Assigned task — For every line of the material below, check for the string "image" and return the line if it is there.

Available records —
·····

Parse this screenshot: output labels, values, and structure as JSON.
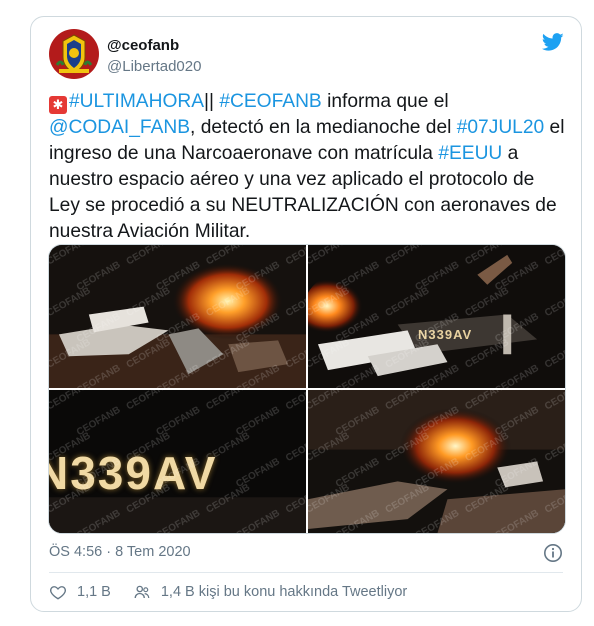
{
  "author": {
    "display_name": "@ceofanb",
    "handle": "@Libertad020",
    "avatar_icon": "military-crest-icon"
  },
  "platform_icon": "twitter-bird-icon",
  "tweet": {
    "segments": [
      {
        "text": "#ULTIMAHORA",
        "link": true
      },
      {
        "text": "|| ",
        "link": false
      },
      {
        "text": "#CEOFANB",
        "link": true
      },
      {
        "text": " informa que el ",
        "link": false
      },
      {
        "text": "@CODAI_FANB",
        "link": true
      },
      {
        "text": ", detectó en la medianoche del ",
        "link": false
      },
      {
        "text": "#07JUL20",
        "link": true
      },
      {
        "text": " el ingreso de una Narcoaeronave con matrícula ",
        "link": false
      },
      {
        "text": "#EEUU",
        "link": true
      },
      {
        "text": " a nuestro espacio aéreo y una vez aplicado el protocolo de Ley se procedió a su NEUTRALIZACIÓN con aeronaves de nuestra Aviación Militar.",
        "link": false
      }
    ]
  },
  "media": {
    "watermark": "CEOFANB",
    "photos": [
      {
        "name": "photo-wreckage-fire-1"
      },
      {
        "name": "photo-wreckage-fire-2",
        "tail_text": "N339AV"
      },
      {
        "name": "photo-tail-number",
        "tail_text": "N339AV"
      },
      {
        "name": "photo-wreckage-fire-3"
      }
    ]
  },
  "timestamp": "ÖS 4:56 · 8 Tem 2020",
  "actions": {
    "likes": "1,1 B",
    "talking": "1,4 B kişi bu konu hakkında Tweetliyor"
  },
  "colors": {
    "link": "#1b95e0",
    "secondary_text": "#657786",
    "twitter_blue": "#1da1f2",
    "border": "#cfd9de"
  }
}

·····

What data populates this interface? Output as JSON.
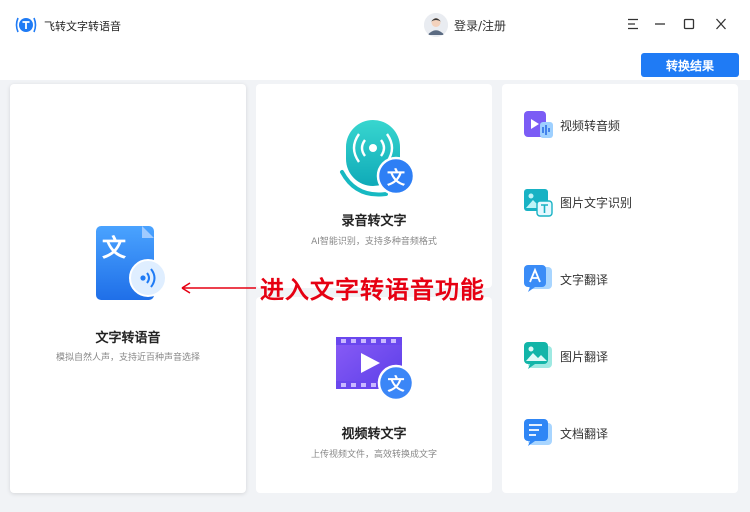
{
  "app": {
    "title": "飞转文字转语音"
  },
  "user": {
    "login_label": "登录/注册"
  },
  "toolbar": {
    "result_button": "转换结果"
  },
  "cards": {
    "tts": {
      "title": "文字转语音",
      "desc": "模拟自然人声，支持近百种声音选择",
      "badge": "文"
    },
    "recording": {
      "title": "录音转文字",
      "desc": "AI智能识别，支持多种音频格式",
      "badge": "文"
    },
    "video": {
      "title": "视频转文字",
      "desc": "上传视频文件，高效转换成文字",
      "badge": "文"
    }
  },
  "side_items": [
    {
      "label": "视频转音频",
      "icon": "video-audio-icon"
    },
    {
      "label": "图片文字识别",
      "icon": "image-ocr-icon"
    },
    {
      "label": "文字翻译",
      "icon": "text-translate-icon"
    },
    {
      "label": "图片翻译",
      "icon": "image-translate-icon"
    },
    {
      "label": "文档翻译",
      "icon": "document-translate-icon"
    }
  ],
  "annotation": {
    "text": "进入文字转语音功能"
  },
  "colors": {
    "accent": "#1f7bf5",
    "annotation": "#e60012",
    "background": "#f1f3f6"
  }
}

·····

Written solution —
      "icon": "image-ocr-icon"
      "icon": "image-translate-icon"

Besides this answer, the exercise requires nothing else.